* **INFORMATION SHOWN**
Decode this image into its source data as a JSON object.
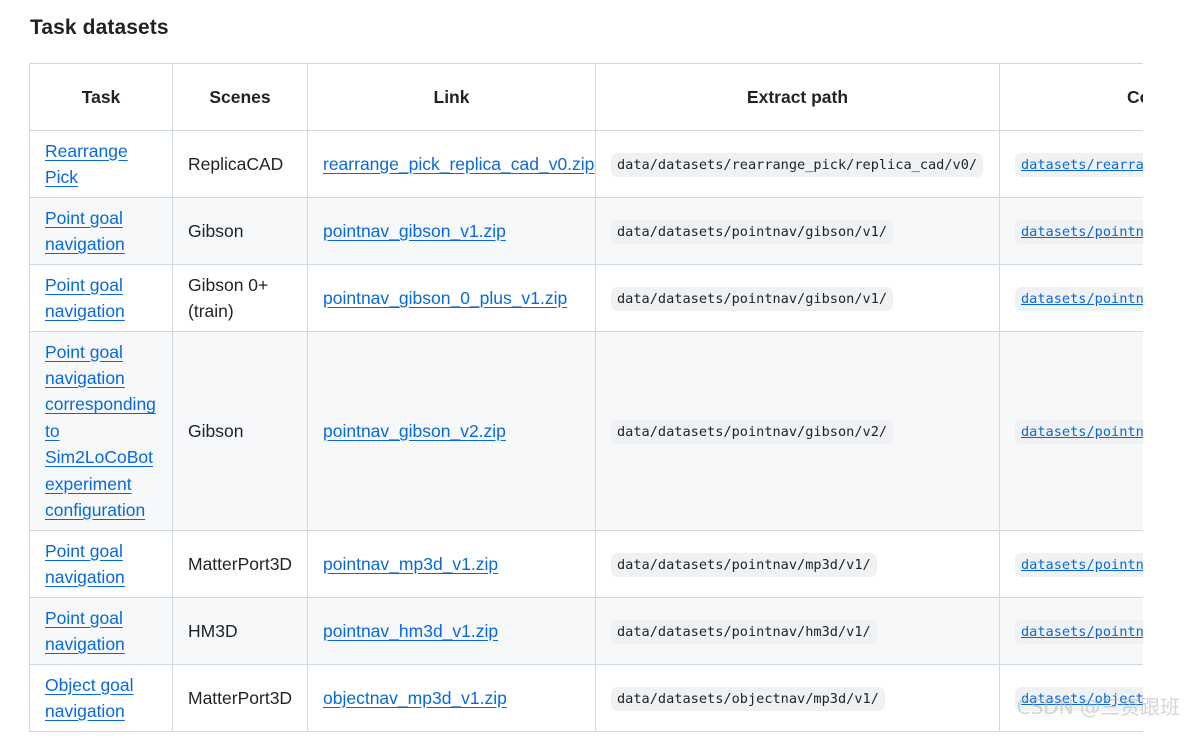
{
  "heading": "Task datasets",
  "columns": {
    "task": "Task",
    "scenes": "Scenes",
    "link": "Link",
    "extract_path": "Extract path",
    "config": "Co"
  },
  "rows": [
    {
      "task": "Rearrange Pick",
      "scenes": "ReplicaCAD",
      "link": "rearrange_pick_replica_cad_v0.zip",
      "extract_path": "data/datasets/rearrange_pick/replica_cad/v0/",
      "config": "datasets/rearra"
    },
    {
      "task": "Point goal navigation",
      "scenes": "Gibson",
      "link": "pointnav_gibson_v1.zip",
      "extract_path": "data/datasets/pointnav/gibson/v1/",
      "config": "datasets/pointn"
    },
    {
      "task": "Point goal navigation",
      "scenes": "Gibson 0+ (train)",
      "link": "pointnav_gibson_0_plus_v1.zip",
      "extract_path": "data/datasets/pointnav/gibson/v1/",
      "config": "datasets/pointn"
    },
    {
      "task": "Point goal navigation corresponding to Sim2LoCoBot experiment configuration",
      "scenes": "Gibson",
      "link": "pointnav_gibson_v2.zip",
      "extract_path": "data/datasets/pointnav/gibson/v2/",
      "config": "datasets/pointn"
    },
    {
      "task": "Point goal navigation",
      "scenes": "MatterPort3D",
      "link": "pointnav_mp3d_v1.zip",
      "extract_path": "data/datasets/pointnav/mp3d/v1/",
      "config": "datasets/pointn"
    },
    {
      "task": "Point goal navigation",
      "scenes": "HM3D",
      "link": "pointnav_hm3d_v1.zip",
      "extract_path": "data/datasets/pointnav/hm3d/v1/",
      "config": "datasets/pointn"
    },
    {
      "task": "Object goal navigation",
      "scenes": "MatterPort3D",
      "link": "objectnav_mp3d_v1.zip",
      "extract_path": "data/datasets/objectnav/mp3d/v1/",
      "config": "datasets/object"
    }
  ],
  "watermark": "CSDN @三资跟班"
}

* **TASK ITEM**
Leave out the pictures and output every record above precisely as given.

* **EXERCISE RESPONSE**
Decode this image into its source data as a JSON object.
{
  "heading": "Task datasets",
  "columns": {
    "task": "Task",
    "scenes": "Scenes",
    "link": "Link",
    "extract_path": "Extract path",
    "config": "Co"
  },
  "rows": [
    {
      "task": "Rearrange Pick",
      "scenes": "ReplicaCAD",
      "link": "rearrange_pick_replica_cad_v0.zip",
      "extract_path": "data/datasets/rearrange_pick/replica_cad/v0/",
      "config": "datasets/rearra"
    },
    {
      "task": "Point goal navigation",
      "scenes": "Gibson",
      "link": "pointnav_gibson_v1.zip",
      "extract_path": "data/datasets/pointnav/gibson/v1/",
      "config": "datasets/pointn"
    },
    {
      "task": "Point goal navigation",
      "scenes": "Gibson 0+ (train)",
      "link": "pointnav_gibson_0_plus_v1.zip",
      "extract_path": "data/datasets/pointnav/gibson/v1/",
      "config": "datasets/pointn"
    },
    {
      "task": "Point goal navigation corresponding to Sim2LoCoBot experiment configuration",
      "scenes": "Gibson",
      "link": "pointnav_gibson_v2.zip",
      "extract_path": "data/datasets/pointnav/gibson/v2/",
      "config": "datasets/pointn"
    },
    {
      "task": "Point goal navigation",
      "scenes": "MatterPort3D",
      "link": "pointnav_mp3d_v1.zip",
      "extract_path": "data/datasets/pointnav/mp3d/v1/",
      "config": "datasets/pointn"
    },
    {
      "task": "Point goal navigation",
      "scenes": "HM3D",
      "link": "pointnav_hm3d_v1.zip",
      "extract_path": "data/datasets/pointnav/hm3d/v1/",
      "config": "datasets/pointn"
    },
    {
      "task": "Object goal navigation",
      "scenes": "MatterPort3D",
      "link": "objectnav_mp3d_v1.zip",
      "extract_path": "data/datasets/objectnav/mp3d/v1/",
      "config": "datasets/object"
    }
  ],
  "watermark": "CSDN @三资跟班"
}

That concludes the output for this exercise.